As for the value of Airtags more generally, I suppose on an expected value basis they’re not worth the cost and hassle (lost luggage, especially that isn’t returned reasonably promptly, is reasonably rare) but they do help along some dimension, so if the contents truly would be damaging to lose then it’s worthwhile.

A couple of ago a photographer tracked down his bags, which were taken at baggage claim with the chase ultimately taking him to a Miami home at 1 a.m. It used to be much harder to catch baggage thiefs, usually relying only on their own stupidity to unearth them – like when a TSA screener got caught stealing a CNN camera when he tried to sell it on eBay. He got caught because he forgot to remove some of the CNN stickers before the sale, and argued that TSA culture not only permitted but even encouraged baggage theft.

About Gary Leff

Gary Leff is one of the foremost experts in the field of miles, points, and frequent business travel - a topic he has covered since 2002. Co-founder of frequent flyer community InsideFlyer.com, emcee of the Freddie Awards, and named one of the "World's Top Travel Experts" by Conde' Nast Traveler (2010-Present) Gary has been a guest on most major news media, profiled in several top print publications, and published broadly on the topic of consumer loyalty. More About Gary »

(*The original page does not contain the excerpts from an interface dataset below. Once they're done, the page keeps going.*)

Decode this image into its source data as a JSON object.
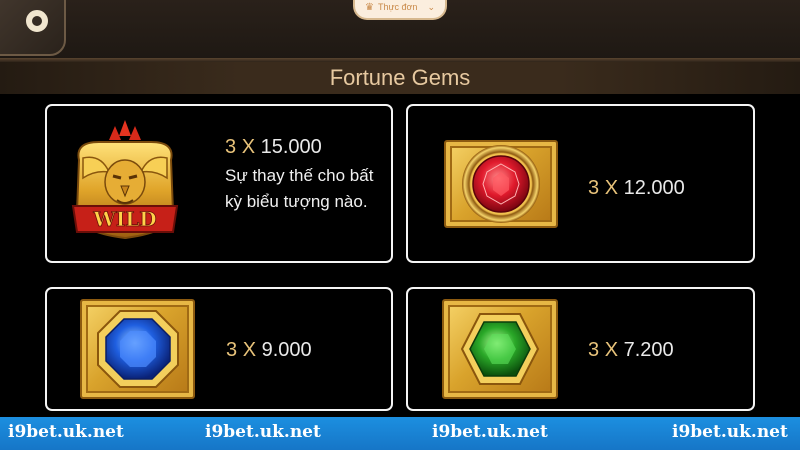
{
  "header": {
    "menu_label": "Thực đơn",
    "menu_icon": "crown-icon"
  },
  "title": "Fortune Gems",
  "cards": [
    {
      "symbol": "wild",
      "count": "3",
      "x": "X",
      "value": "15.000",
      "desc": "Sự thay thế cho bất kỳ biểu tượng nào.",
      "wild_label": "WILD"
    },
    {
      "symbol": "red-gem",
      "count": "3",
      "x": "X",
      "value": "12.000"
    },
    {
      "symbol": "blue-gem",
      "count": "3",
      "x": "X",
      "value": "9.000"
    },
    {
      "symbol": "green-gem",
      "count": "3",
      "x": "X",
      "value": "7.200"
    }
  ],
  "watermark": [
    "i9bet.uk.net",
    "i9bet.uk.net",
    "i9bet.uk.net",
    "i9bet.uk.net"
  ],
  "colors": {
    "accent_gold": "#e7c27a",
    "title": "#e7c9a0",
    "watermark_bar": "#1c8fe0"
  }
}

More articles by Gary Leff »

Comments

  1. Putting a tag as a deterrent will work in some cases, but if a thief is brazen enough (which many of them are), they’ll likely appreciate the heads up and find the Airtag inside and ditch it before they get very far with the luggage.

  2. Its kind of like writing Fragile on a ups or fed ex shipment they will be sure to crush it into many bit size pieces.It brings attention to what they might otherwise ignore

  3. Advertising an air tag nothing more than showing a lack of common sense. It’s the same as voting for Joe Biden, who would ever vote for a candidate like that guy.

  4. In college long ago I worked after school at the original Barnes and Noble on Fifth avenue and 18th Street in Manhattan. There were cameras in a number of locations, none of which were live or connected to anything except the wall

  5. OK, on Air Tags. They are now essentially worthless as theft deterrent devices thanks to Apple responding to the anguished idiots who ran around like girlies with their hair on fire after an angry girlfriend tracked her beau to a bar where she found him with another woman. Upon his exit she ran him over (several times, I gather). I believe she killed him. I also understand that several other so-called “stalking” incidents contributed to Apple completely emasculating the AirPad. Now, any Apple device will alert its owner to the fact that there is an AirPad nearby. While some thieves are stupid, most aren’t so I’m sure they check for AirPad alerts.
    So, they are basically useless now as a security device.
    I do still put an AirPad in my checked bag but that is more for me to know where it is if goes astray than to deter theft.
    Such tags as @Gary describes, are, IMO, useless.

  6. Anthony the demented one has to get his cheap thrills by bringing President Biden into Air Tag Discussions? Looks like this dude needs to have an electronic ankle monitor on each leg and a vomit bag attached to his neck.

  7. Air tag on checked bag is super useful to just track your bag. You can see if it made it into the flight with you, and while you’re waiting for bags to be returned, it Wiccan alert you when the bag is close (you can tell when your bag is unloaded from the plane and about to be put on the conveyor). I wouldn’t think of it as an anti-theft device, not really designed for that, but it’s worth having if you’re checking a bag.

  8. Anthony: Please leave politics out of discussions that have nothing to do with politics. Please get some medication for YOUR case of Trump Derangement Syndrome.

    Re: “who would ever vote for a candidate like that guy.”: Over 81 MILLION Americans voted for that guy. Almost 10% more votes than the lying, corrupt, serial sexual assaulter, tax cheating, serial cheating on wives, nasty, juvenile, racist, coward, military service dodging, moron, pathologically narcissistic, fat, POS, Donnie the Douchebag Trump.

    Old joke: “How do you know a lawyer is lying?”, “his lips are moving.”
    New sad and pathetic TRUTH: “How do you a Trump is lying?”, “his or her lips are moving.”

  9. Advertising an AirTag tracker on the bag is also an indication of a person likely having paid a premium to play in the Apple ecosystem and thus perhaps have more valuable items to steal than on average. And if a tracker really is in the bag, the advertising of the tracker will motivate a thief to look for and ditch the tracker or figure out how to interfere with Bluetooth tracking.

  10. I use the Air Tag to track my bag if/when the airlines lose it

    It was super helpful in April when Delta canceled thousands of flights. I had no bag for 3 days.
    But I knew when it got to me in Key West so I could go pick it up
    When they to.d me it wasn’t there… I showed them where it was in the airport.

  11. Also pro tip

    Never put your address on a tag like that

    It alerts criminals that you’re out of town and they can go to your house and rob you.

    Just put your first name and phone number

Leave a Reply

Your email address will not be published.